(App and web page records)
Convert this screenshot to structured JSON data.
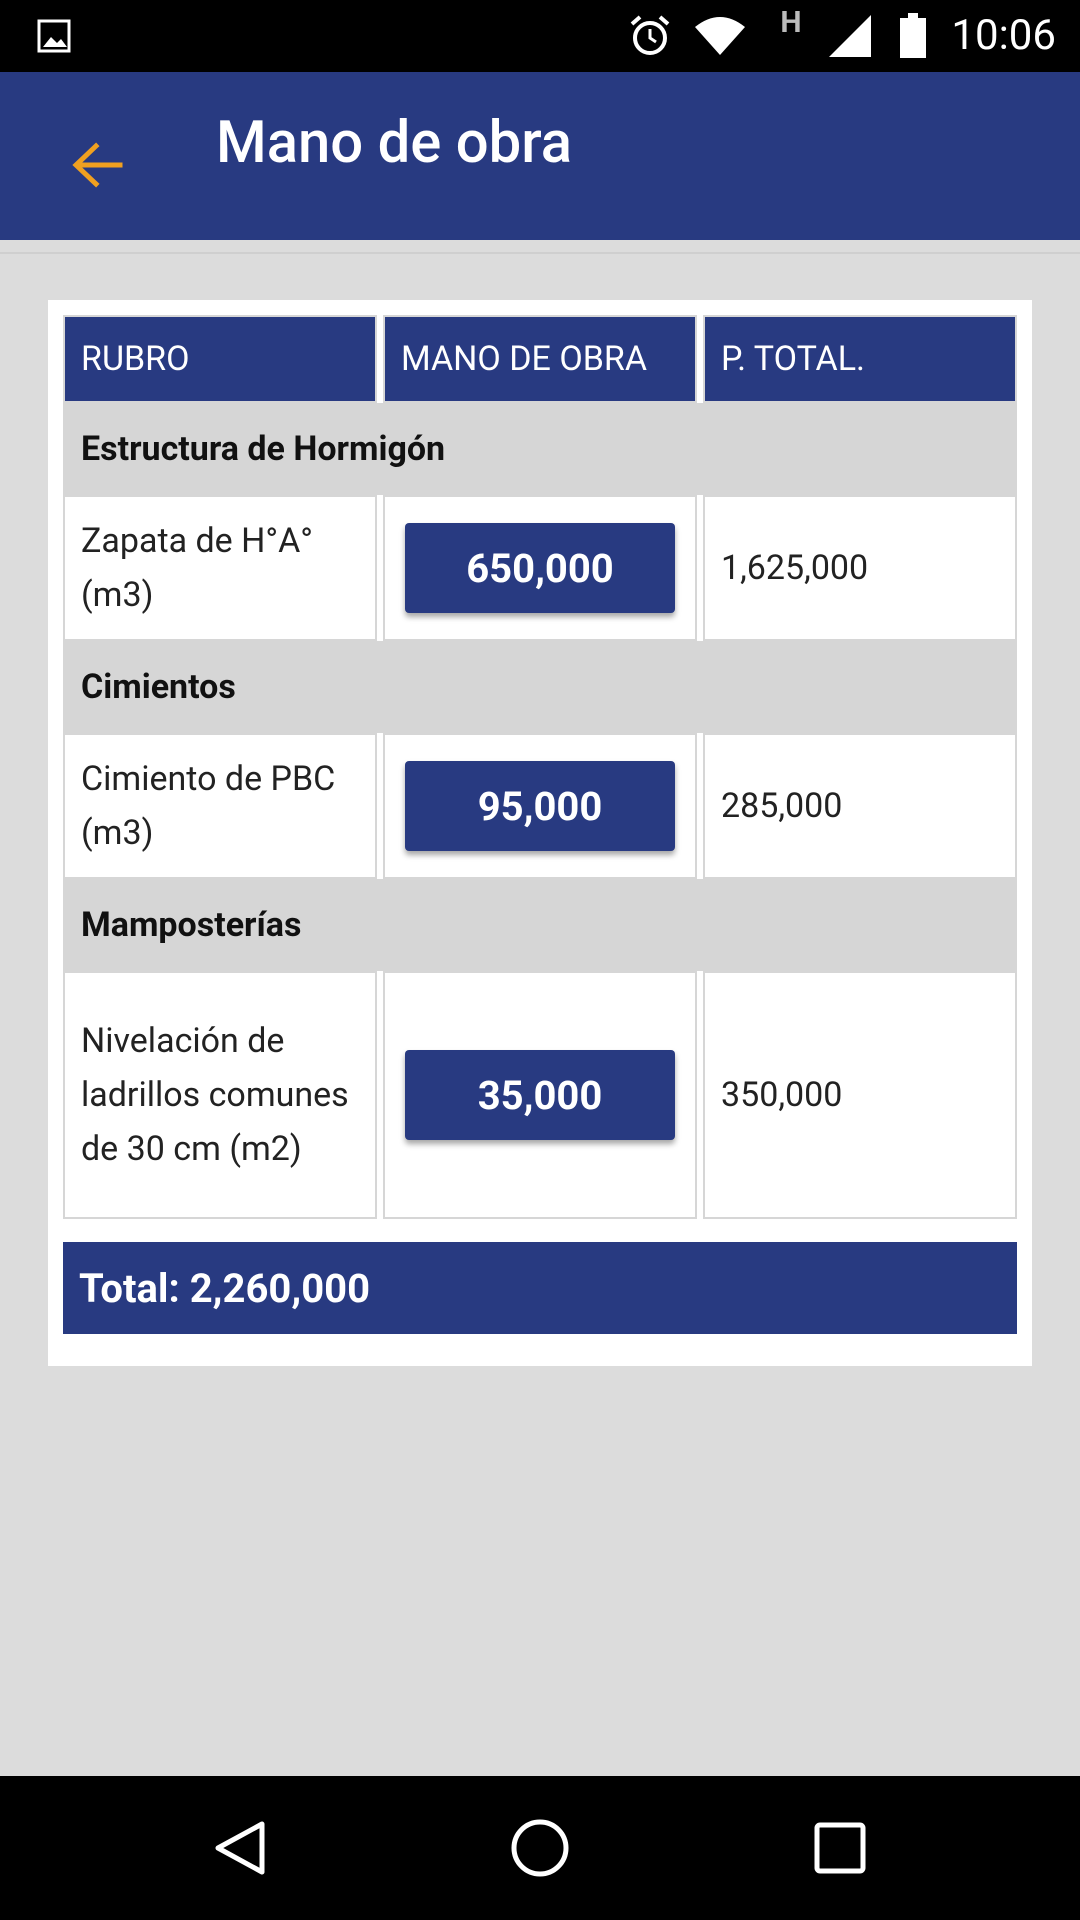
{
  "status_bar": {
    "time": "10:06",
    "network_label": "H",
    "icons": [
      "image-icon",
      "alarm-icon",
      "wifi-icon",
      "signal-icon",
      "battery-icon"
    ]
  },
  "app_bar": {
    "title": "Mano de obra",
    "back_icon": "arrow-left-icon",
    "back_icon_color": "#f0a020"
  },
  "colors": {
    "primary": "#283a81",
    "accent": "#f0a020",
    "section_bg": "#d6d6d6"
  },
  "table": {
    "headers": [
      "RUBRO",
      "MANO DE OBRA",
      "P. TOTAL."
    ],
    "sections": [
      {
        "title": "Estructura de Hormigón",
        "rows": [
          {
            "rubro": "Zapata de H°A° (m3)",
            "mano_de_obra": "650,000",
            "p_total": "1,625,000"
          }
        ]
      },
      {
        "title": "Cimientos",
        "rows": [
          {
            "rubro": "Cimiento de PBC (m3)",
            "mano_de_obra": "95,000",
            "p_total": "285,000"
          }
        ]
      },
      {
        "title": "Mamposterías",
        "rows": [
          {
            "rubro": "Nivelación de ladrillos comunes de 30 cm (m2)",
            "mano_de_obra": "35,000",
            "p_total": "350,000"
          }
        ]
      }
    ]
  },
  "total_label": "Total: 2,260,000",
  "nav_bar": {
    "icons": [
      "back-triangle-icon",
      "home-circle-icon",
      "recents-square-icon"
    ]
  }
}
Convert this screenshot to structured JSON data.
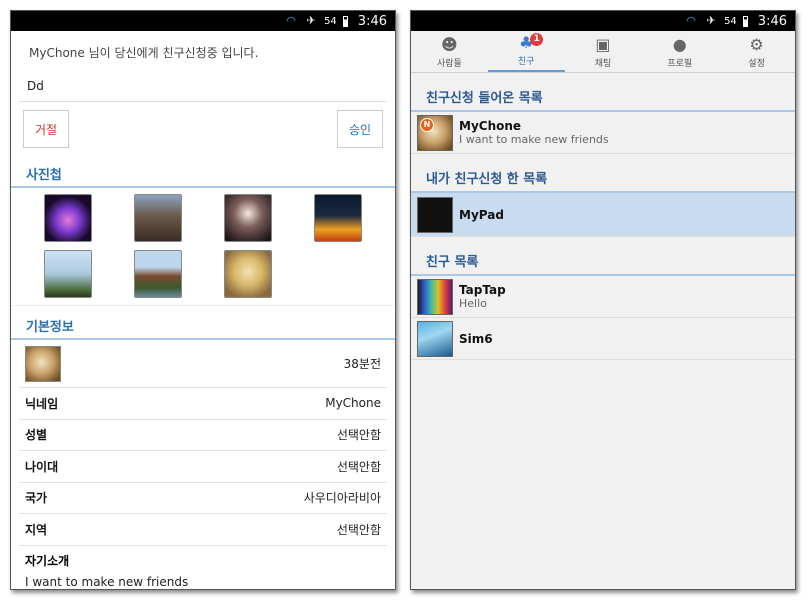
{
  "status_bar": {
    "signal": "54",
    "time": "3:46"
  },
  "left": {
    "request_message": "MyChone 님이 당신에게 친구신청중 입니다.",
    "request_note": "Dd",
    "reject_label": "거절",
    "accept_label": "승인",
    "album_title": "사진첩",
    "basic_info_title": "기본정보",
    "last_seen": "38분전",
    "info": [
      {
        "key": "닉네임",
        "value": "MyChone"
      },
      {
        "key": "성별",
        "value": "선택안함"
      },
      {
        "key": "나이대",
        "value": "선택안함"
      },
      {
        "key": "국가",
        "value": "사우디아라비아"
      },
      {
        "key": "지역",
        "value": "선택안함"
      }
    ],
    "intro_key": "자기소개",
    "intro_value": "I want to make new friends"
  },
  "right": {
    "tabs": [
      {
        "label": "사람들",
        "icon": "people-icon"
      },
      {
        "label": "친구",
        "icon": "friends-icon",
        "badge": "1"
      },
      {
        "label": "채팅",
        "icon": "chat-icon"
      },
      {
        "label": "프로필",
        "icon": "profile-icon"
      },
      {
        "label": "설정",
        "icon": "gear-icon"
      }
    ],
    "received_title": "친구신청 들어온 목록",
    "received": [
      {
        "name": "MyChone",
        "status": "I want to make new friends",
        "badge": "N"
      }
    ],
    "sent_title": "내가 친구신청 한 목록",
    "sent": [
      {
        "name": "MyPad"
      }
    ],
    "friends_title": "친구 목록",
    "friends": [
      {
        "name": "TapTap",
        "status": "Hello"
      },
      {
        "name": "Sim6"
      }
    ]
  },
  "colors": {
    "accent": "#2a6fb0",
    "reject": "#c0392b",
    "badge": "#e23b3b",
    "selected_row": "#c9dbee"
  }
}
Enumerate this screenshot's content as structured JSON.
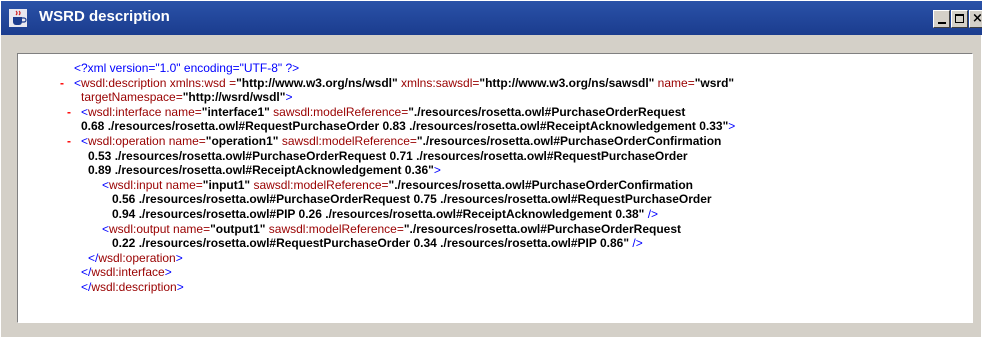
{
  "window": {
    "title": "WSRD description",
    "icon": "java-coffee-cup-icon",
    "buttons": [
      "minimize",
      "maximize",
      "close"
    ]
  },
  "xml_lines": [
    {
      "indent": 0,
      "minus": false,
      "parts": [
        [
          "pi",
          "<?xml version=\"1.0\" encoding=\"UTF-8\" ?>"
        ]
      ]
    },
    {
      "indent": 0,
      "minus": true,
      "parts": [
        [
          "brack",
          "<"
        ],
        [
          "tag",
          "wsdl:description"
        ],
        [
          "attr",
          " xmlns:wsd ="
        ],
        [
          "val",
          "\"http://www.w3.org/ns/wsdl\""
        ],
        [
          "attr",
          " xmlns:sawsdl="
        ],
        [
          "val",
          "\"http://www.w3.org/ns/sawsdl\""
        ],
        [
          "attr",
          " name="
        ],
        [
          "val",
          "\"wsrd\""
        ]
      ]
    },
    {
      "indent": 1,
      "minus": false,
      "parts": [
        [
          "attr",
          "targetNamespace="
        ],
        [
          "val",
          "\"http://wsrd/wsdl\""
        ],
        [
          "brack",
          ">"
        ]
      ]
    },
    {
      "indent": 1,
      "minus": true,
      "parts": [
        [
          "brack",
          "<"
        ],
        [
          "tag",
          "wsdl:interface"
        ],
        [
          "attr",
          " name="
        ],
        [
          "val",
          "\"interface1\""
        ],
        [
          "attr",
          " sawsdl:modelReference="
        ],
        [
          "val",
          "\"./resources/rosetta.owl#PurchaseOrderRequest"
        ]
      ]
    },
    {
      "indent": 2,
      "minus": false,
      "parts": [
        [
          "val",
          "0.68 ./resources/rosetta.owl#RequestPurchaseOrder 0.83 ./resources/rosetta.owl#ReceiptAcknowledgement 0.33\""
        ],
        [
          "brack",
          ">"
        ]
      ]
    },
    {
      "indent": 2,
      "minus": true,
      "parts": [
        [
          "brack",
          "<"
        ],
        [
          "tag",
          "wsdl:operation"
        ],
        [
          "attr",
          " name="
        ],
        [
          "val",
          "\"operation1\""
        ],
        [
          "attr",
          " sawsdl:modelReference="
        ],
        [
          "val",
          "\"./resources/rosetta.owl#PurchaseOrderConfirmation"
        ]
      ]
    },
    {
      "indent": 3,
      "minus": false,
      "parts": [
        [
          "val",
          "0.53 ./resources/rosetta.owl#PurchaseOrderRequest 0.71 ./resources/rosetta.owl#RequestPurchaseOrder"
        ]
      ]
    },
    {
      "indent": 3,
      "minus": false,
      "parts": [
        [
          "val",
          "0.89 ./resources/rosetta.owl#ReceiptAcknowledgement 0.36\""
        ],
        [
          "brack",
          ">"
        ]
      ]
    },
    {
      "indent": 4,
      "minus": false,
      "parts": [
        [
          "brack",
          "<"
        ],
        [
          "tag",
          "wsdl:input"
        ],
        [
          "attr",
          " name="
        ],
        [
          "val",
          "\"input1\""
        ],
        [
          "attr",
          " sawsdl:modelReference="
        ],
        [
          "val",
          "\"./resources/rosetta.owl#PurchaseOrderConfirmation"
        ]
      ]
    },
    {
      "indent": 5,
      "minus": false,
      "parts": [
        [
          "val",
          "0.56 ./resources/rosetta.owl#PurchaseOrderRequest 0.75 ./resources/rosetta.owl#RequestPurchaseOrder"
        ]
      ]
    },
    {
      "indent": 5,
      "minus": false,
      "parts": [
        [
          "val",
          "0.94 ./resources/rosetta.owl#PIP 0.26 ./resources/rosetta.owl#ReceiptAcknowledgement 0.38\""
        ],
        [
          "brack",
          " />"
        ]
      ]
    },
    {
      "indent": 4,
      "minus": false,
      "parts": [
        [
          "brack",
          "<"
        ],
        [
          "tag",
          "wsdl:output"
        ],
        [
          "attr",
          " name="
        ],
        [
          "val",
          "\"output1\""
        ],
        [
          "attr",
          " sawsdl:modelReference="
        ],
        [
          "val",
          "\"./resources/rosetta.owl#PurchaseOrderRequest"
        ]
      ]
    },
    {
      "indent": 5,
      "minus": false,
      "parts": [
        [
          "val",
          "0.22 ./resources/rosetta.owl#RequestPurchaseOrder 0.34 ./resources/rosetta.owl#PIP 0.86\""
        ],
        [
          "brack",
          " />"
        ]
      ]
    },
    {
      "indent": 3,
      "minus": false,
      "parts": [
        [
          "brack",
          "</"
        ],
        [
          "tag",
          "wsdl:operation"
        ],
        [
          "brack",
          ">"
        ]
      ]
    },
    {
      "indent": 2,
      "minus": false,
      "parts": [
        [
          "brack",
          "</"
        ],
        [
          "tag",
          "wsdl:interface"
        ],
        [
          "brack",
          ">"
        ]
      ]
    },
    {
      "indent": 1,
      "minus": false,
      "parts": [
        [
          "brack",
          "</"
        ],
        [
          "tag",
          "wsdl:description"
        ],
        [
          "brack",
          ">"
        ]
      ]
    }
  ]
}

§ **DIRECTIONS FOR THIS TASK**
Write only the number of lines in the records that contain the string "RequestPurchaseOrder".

§ **WRITTEN REPLY**
4